### BRIEF
Reply with each record repeated exactly.

### TASK INPUTS
▼▼▼

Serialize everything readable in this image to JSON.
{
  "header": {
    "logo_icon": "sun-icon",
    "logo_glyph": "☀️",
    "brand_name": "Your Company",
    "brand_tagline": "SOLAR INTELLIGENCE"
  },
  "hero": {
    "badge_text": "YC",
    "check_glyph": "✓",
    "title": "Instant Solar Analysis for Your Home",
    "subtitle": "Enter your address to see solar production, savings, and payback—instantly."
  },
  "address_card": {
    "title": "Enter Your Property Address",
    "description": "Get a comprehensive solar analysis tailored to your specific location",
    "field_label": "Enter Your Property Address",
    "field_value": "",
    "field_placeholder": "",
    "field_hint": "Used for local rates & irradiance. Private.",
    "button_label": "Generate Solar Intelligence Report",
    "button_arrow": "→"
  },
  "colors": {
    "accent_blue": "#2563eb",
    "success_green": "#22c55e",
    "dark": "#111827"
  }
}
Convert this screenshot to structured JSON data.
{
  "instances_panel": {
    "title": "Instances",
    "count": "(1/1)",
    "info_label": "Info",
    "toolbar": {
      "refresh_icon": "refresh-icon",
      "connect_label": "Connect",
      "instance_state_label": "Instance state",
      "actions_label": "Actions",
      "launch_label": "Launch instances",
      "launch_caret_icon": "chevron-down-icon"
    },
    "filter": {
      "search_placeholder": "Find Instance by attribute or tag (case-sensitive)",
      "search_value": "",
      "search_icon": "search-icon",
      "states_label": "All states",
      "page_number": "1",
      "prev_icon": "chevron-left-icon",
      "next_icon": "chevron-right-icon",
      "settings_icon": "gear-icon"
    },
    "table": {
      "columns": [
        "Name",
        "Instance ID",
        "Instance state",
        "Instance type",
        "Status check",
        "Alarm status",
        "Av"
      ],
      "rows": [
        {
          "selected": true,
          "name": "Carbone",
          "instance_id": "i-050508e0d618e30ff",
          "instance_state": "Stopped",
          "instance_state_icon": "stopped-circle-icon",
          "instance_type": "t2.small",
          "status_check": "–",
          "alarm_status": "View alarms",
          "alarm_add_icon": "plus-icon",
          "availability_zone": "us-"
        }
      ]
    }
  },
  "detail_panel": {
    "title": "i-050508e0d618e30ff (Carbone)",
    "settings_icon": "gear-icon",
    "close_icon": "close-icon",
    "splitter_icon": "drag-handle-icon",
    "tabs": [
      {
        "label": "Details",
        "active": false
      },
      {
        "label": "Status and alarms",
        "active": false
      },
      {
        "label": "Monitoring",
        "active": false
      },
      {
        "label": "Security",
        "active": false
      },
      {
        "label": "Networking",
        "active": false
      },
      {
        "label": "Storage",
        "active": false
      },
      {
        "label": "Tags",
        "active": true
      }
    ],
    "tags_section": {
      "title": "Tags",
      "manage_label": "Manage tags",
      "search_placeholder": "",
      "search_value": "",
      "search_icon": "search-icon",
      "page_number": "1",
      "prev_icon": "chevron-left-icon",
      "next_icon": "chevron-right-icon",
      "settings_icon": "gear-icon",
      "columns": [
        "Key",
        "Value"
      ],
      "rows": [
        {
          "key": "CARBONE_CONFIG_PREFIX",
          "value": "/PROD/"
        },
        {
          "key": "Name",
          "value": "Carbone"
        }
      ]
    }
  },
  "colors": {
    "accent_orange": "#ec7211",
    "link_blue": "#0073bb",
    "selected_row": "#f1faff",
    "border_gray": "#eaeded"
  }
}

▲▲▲

### SOLUTION TO THE PROBLEM
Serialize everything readable in this image to JSON.
{
  "header": {
    "logo_icon": "sun-icon",
    "logo_glyph": "☀️",
    "brand_name": "Your Company",
    "brand_tagline": "SOLAR INTELLIGENCE"
  },
  "hero": {
    "badge_text": "YC",
    "check_glyph": "✓",
    "title": "Instant Solar Analysis for Your Home",
    "subtitle": "Enter your address to see solar production, savings, and payback—instantly."
  },
  "address_card": {
    "title": "Enter Your Property Address",
    "description": "Get a comprehensive solar analysis tailored to your specific location",
    "field_label": "Enter Your Property Address",
    "field_value": "",
    "field_placeholder": "",
    "field_hint": "Used for local rates & irradiance. Private.",
    "button_label": "Generate Solar Intelligence Report",
    "button_arrow": "→"
  },
  "colors": {
    "accent_blue": "#2563eb",
    "success_green": "#22c55e",
    "dark": "#111827"
  }
}
Convert this screenshot to structured JSON data.
{
  "instances_panel": {
    "title": "Instances",
    "count": "(1/1)",
    "info_label": "Info",
    "toolbar": {
      "refresh_icon": "refresh-icon",
      "connect_label": "Connect",
      "instance_state_label": "Instance state",
      "actions_label": "Actions",
      "launch_label": "Launch instances",
      "launch_caret_icon": "chevron-down-icon"
    },
    "filter": {
      "search_placeholder": "Find Instance by attribute or tag (case-sensitive)",
      "search_value": "",
      "search_icon": "search-icon",
      "states_label": "All states",
      "page_number": "1",
      "prev_icon": "chevron-left-icon",
      "next_icon": "chevron-right-icon",
      "settings_icon": "gear-icon"
    },
    "table": {
      "columns": [
        "Name",
        "Instance ID",
        "Instance state",
        "Instance type",
        "Status check",
        "Alarm status",
        "Av"
      ],
      "rows": [
        {
          "selected": true,
          "name": "Carbone",
          "instance_id": "i-050508e0d618e30ff",
          "instance_state": "Stopped",
          "instance_state_icon": "stopped-circle-icon",
          "instance_type": "t2.small",
          "status_check": "–",
          "alarm_status": "View alarms",
          "alarm_add_icon": "plus-icon",
          "availability_zone": "us-"
        }
      ]
    }
  },
  "detail_panel": {
    "title": "i-050508e0d618e30ff (Carbone)",
    "settings_icon": "gear-icon",
    "close_icon": "close-icon",
    "splitter_icon": "drag-handle-icon",
    "tabs": [
      {
        "label": "Details",
        "active": false
      },
      {
        "label": "Status and alarms",
        "active": false
      },
      {
        "label": "Monitoring",
        "active": false
      },
      {
        "label": "Security",
        "active": false
      },
      {
        "label": "Networking",
        "active": false
      },
      {
        "label": "Storage",
        "active": false
      },
      {
        "label": "Tags",
        "active": true
      }
    ],
    "tags_section": {
      "title": "Tags",
      "manage_label": "Manage tags",
      "search_placeholder": "",
      "search_value": "",
      "search_icon": "search-icon",
      "page_number": "1",
      "prev_icon": "chevron-left-icon",
      "next_icon": "chevron-right-icon",
      "settings_icon": "gear-icon",
      "columns": [
        "Key",
        "Value"
      ],
      "rows": [
        {
          "key": "CARBONE_CONFIG_PREFIX",
          "value": "/PROD/"
        },
        {
          "key": "Name",
          "value": "Carbone"
        }
      ]
    }
  },
  "colors": {
    "accent_orange": "#ec7211",
    "link_blue": "#0073bb",
    "selected_row": "#f1faff",
    "border_gray": "#eaeded"
  }
}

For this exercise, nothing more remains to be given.